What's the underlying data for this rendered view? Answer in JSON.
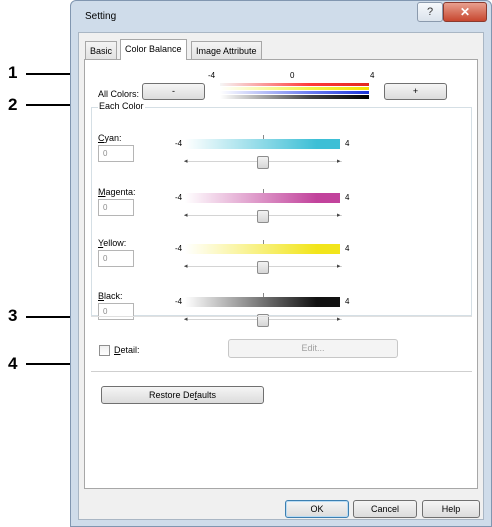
{
  "callouts": [
    "1",
    "2",
    "3",
    "4"
  ],
  "window": {
    "title": "Setting",
    "help_glyph": "?",
    "close_glyph": "✕"
  },
  "tabs": [
    {
      "label": "Basic",
      "active": false
    },
    {
      "label": "Color Balance",
      "active": true
    },
    {
      "label": "Image Attribute",
      "active": false
    }
  ],
  "all_colors": {
    "label": "All Colors:",
    "minus_label": "-",
    "plus_label": "+",
    "scale_min": "-4",
    "scale_mid": "0",
    "scale_max": "4"
  },
  "each_color": {
    "label": "Each Color",
    "channels": [
      {
        "label": "Cyan:",
        "mnemonic": "C",
        "rest": "yan:",
        "value": "0",
        "min": "-4",
        "max": "4",
        "color": "#3dbfd6",
        "slider_fraction": 0.5
      },
      {
        "label": "Magenta:",
        "mnemonic": "M",
        "rest": "agenta:",
        "value": "0",
        "min": "-4",
        "max": "4",
        "color": "#c2439c",
        "slider_fraction": 0.5
      },
      {
        "label": "Yellow:",
        "mnemonic": "Y",
        "rest": "ellow:",
        "value": "0",
        "min": "-4",
        "max": "4",
        "color": "#f2e51b",
        "slider_fraction": 0.5
      },
      {
        "label": "Black:",
        "mnemonic": "B",
        "rest": "lack:",
        "value": "0",
        "min": "-4",
        "max": "4",
        "color": "#111111",
        "slider_fraction": 0.5
      }
    ]
  },
  "detail": {
    "mnemonic": "D",
    "rest": "etail:",
    "checked": false,
    "edit_label": "Edit..."
  },
  "restore_label_pre": "Restore De",
  "restore_label_mn": "f",
  "restore_label_post": "aults",
  "footer": {
    "ok": "OK",
    "cancel": "Cancel",
    "help": "Help"
  },
  "arrows": {
    "left": "◂",
    "right": "▸"
  }
}
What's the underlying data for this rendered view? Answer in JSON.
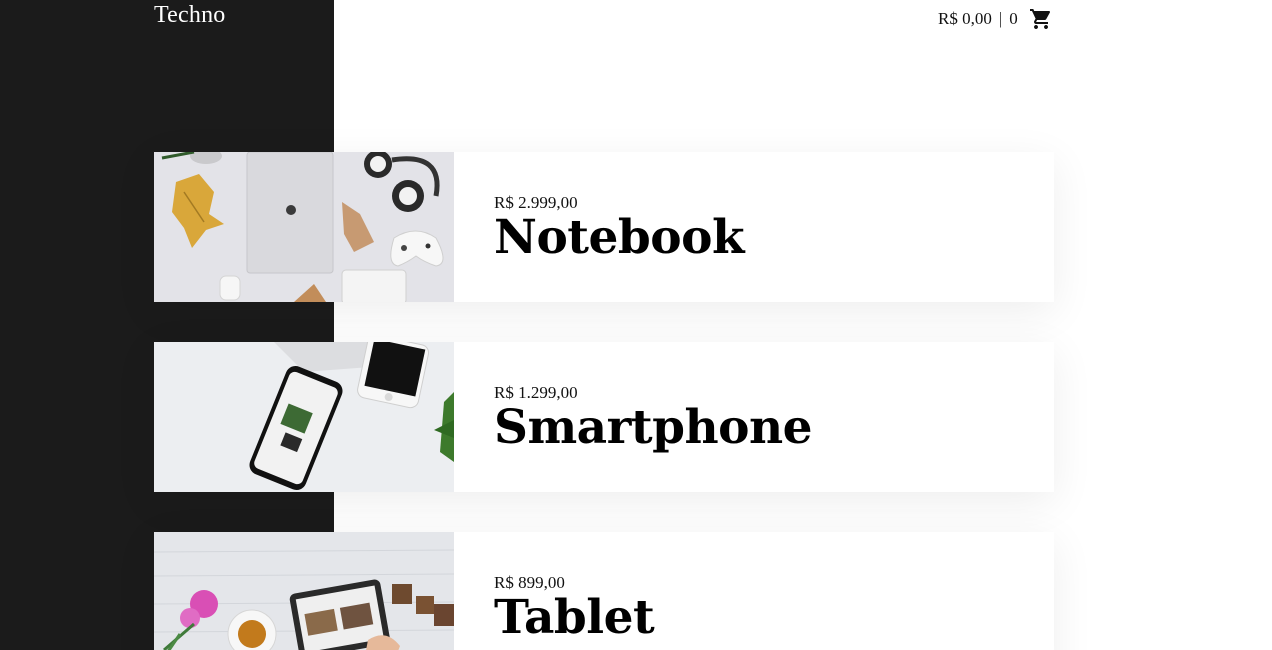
{
  "header": {
    "logo": "Techno",
    "cart": {
      "total": "R$ 0,00",
      "separator": "|",
      "count": "0",
      "icon": "shopping-cart-icon"
    }
  },
  "products": [
    {
      "price": "R$ 2.999,00",
      "name": "Notebook"
    },
    {
      "price": "R$ 1.299,00",
      "name": "Smartphone"
    },
    {
      "price": "R$ 899,00",
      "name": "Tablet"
    }
  ],
  "colors": {
    "sidebar_band": "#1b1b1b",
    "page_background": "#ffffff",
    "text": "#000000"
  }
}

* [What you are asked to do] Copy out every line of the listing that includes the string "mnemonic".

* [Completed exercise]
        "mnemonic": "C",
        "mnemonic": "M",
        "mnemonic": "Y",
        "mnemonic": "B",
    "mnemonic": "D",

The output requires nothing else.